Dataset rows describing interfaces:
┏━━
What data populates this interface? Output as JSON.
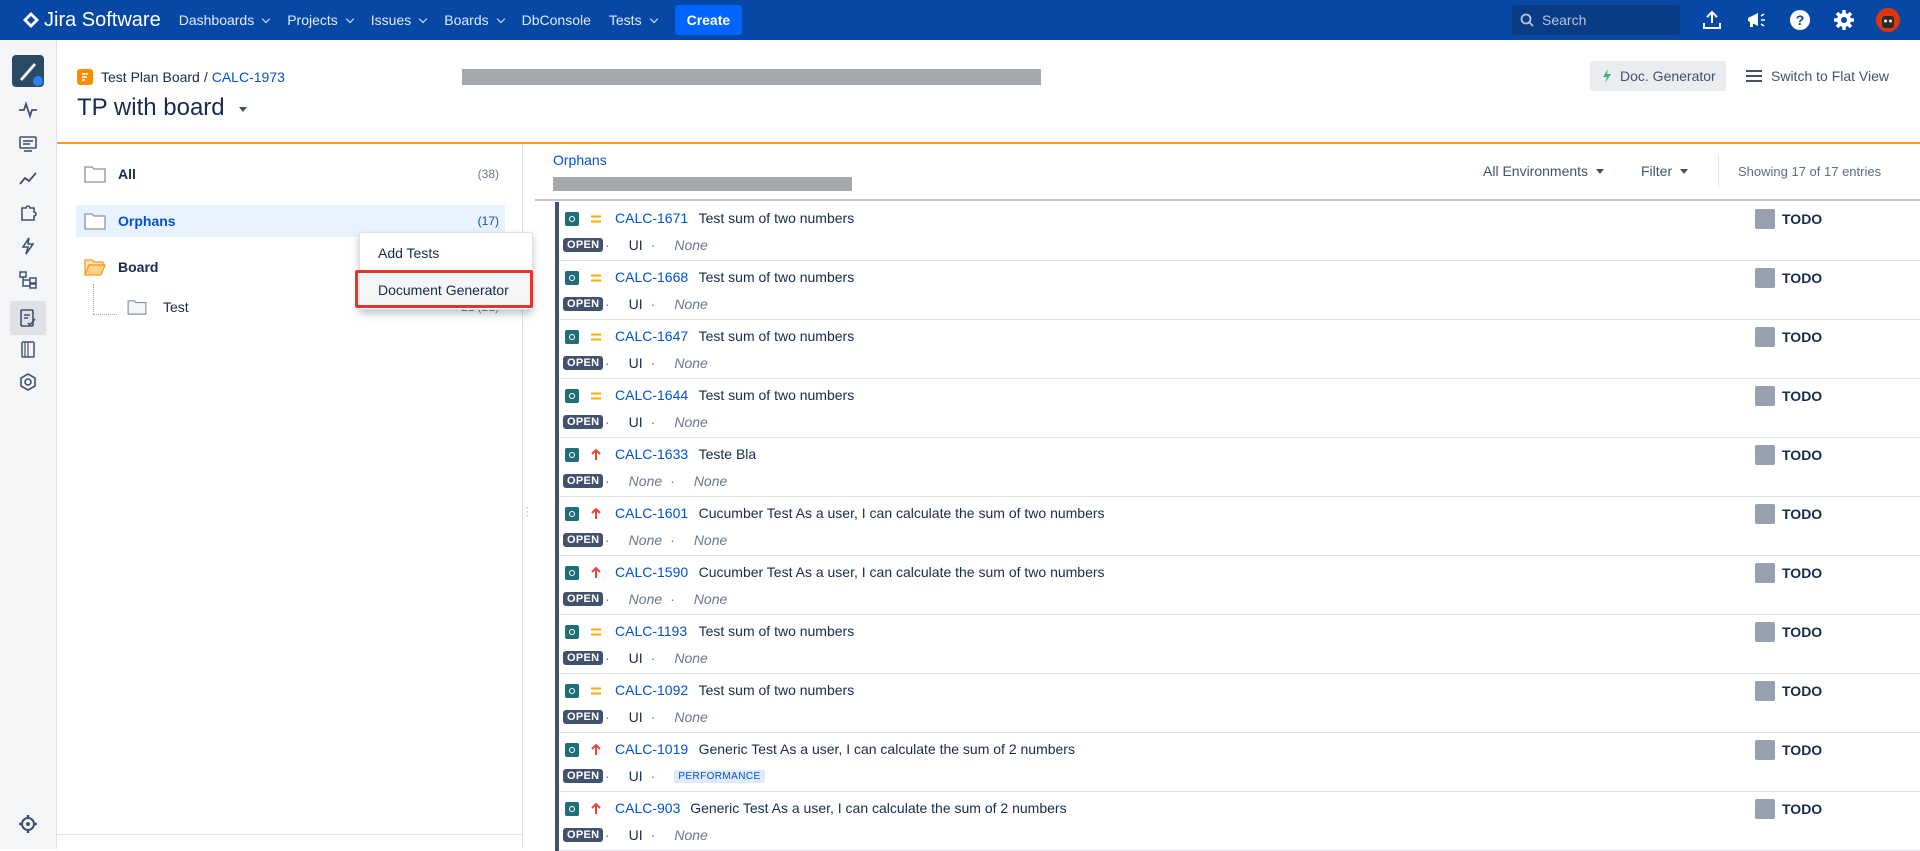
{
  "topnav": {
    "brand": "Jira Software",
    "items": [
      "Dashboards",
      "Projects",
      "Issues",
      "Boards",
      "DbConsole",
      "Tests"
    ],
    "create_label": "Create",
    "search_placeholder": "Search",
    "bg_color": "#0747a6"
  },
  "header": {
    "breadcrumb_parent": "Test Plan Board",
    "breadcrumb_sep": "/",
    "breadcrumb_key": "CALC-1973",
    "title": "TP with board",
    "docgen_label": "Doc. Generator",
    "flat_view_label": "Switch to Flat View"
  },
  "tree": {
    "all_label": "All",
    "all_count": "(38)",
    "orphans_label": "Orphans",
    "orphans_count": "(17)",
    "board_label": "Board",
    "test_label": "Test",
    "test_count": "21 (21)"
  },
  "context_menu": {
    "items": [
      "Add Tests",
      "Document Generator"
    ],
    "highlighted": "Document Generator"
  },
  "panel": {
    "folder_link": "Orphans",
    "env_label": "All Environments",
    "filter_label": "Filter",
    "showing": "Showing 17 of 17 entries"
  },
  "rows": [
    {
      "key": "CALC-1671",
      "summary": "Test sum of two numbers",
      "priority": "medium",
      "status": "OPEN",
      "component": "UI",
      "label": "None",
      "result": "TODO"
    },
    {
      "key": "CALC-1668",
      "summary": "Test sum of two numbers",
      "priority": "medium",
      "status": "OPEN",
      "component": "UI",
      "label": "None",
      "result": "TODO"
    },
    {
      "key": "CALC-1647",
      "summary": "Test sum of two numbers",
      "priority": "medium",
      "status": "OPEN",
      "component": "UI",
      "label": "None",
      "result": "TODO"
    },
    {
      "key": "CALC-1644",
      "summary": "Test sum of two numbers",
      "priority": "medium",
      "status": "OPEN",
      "component": "UI",
      "label": "None",
      "result": "TODO"
    },
    {
      "key": "CALC-1633",
      "summary": "Teste Bla",
      "priority": "high",
      "status": "OPEN",
      "component": "None",
      "label": "None",
      "result": "TODO"
    },
    {
      "key": "CALC-1601",
      "summary": "Cucumber Test As a user, I can calculate the sum of two numbers",
      "priority": "high",
      "status": "OPEN",
      "component": "None",
      "label": "None",
      "result": "TODO"
    },
    {
      "key": "CALC-1590",
      "summary": "Cucumber Test As a user, I can calculate the sum of two numbers",
      "priority": "high",
      "status": "OPEN",
      "component": "None",
      "label": "None",
      "result": "TODO"
    },
    {
      "key": "CALC-1193",
      "summary": "Test sum of two numbers",
      "priority": "medium",
      "status": "OPEN",
      "component": "UI",
      "label": "None",
      "result": "TODO"
    },
    {
      "key": "CALC-1092",
      "summary": "Test sum of two numbers",
      "priority": "medium",
      "status": "OPEN",
      "component": "UI",
      "label": "None",
      "result": "TODO"
    },
    {
      "key": "CALC-1019",
      "summary": "Generic Test As a user, I can calculate the sum of 2 numbers",
      "priority": "high",
      "status": "OPEN",
      "component": "UI",
      "label": "PERFORMANCE",
      "result": "TODO"
    },
    {
      "key": "CALC-903",
      "summary": "Generic Test As a user, I can calculate the sum of 2 numbers",
      "priority": "high",
      "status": "OPEN",
      "component": "UI",
      "label": "None",
      "result": "TODO"
    }
  ]
}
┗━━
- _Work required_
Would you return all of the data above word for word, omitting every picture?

- _Written reply_
What data populates this interface? Output as JSON.
{
  "topnav": {
    "brand": "Jira Software",
    "items": [
      "Dashboards",
      "Projects",
      "Issues",
      "Boards",
      "DbConsole",
      "Tests"
    ],
    "create_label": "Create",
    "search_placeholder": "Search",
    "bg_color": "#0747a6"
  },
  "header": {
    "breadcrumb_parent": "Test Plan Board",
    "breadcrumb_sep": "/",
    "breadcrumb_key": "CALC-1973",
    "title": "TP with board",
    "docgen_label": "Doc. Generator",
    "flat_view_label": "Switch to Flat View"
  },
  "tree": {
    "all_label": "All",
    "all_count": "(38)",
    "orphans_label": "Orphans",
    "orphans_count": "(17)",
    "board_label": "Board",
    "test_label": "Test",
    "test_count": "21 (21)"
  },
  "context_menu": {
    "items": [
      "Add Tests",
      "Document Generator"
    ],
    "highlighted": "Document Generator"
  },
  "panel": {
    "folder_link": "Orphans",
    "env_label": "All Environments",
    "filter_label": "Filter",
    "showing": "Showing 17 of 17 entries"
  },
  "rows": [
    {
      "key": "CALC-1671",
      "summary": "Test sum of two numbers",
      "priority": "medium",
      "status": "OPEN",
      "component": "UI",
      "label": "None",
      "result": "TODO"
    },
    {
      "key": "CALC-1668",
      "summary": "Test sum of two numbers",
      "priority": "medium",
      "status": "OPEN",
      "component": "UI",
      "label": "None",
      "result": "TODO"
    },
    {
      "key": "CALC-1647",
      "summary": "Test sum of two numbers",
      "priority": "medium",
      "status": "OPEN",
      "component": "UI",
      "label": "None",
      "result": "TODO"
    },
    {
      "key": "CALC-1644",
      "summary": "Test sum of two numbers",
      "priority": "medium",
      "status": "OPEN",
      "component": "UI",
      "label": "None",
      "result": "TODO"
    },
    {
      "key": "CALC-1633",
      "summary": "Teste Bla",
      "priority": "high",
      "status": "OPEN",
      "component": "None",
      "label": "None",
      "result": "TODO"
    },
    {
      "key": "CALC-1601",
      "summary": "Cucumber Test As a user, I can calculate the sum of two numbers",
      "priority": "high",
      "status": "OPEN",
      "component": "None",
      "label": "None",
      "result": "TODO"
    },
    {
      "key": "CALC-1590",
      "summary": "Cucumber Test As a user, I can calculate the sum of two numbers",
      "priority": "high",
      "status": "OPEN",
      "component": "None",
      "label": "None",
      "result": "TODO"
    },
    {
      "key": "CALC-1193",
      "summary": "Test sum of two numbers",
      "priority": "medium",
      "status": "OPEN",
      "component": "UI",
      "label": "None",
      "result": "TODO"
    },
    {
      "key": "CALC-1092",
      "summary": "Test sum of two numbers",
      "priority": "medium",
      "status": "OPEN",
      "component": "UI",
      "label": "None",
      "result": "TODO"
    },
    {
      "key": "CALC-1019",
      "summary": "Generic Test As a user, I can calculate the sum of 2 numbers",
      "priority": "high",
      "status": "OPEN",
      "component": "UI",
      "label": "PERFORMANCE",
      "result": "TODO"
    },
    {
      "key": "CALC-903",
      "summary": "Generic Test As a user, I can calculate the sum of 2 numbers",
      "priority": "high",
      "status": "OPEN",
      "component": "UI",
      "label": "None",
      "result": "TODO"
    }
  ]
}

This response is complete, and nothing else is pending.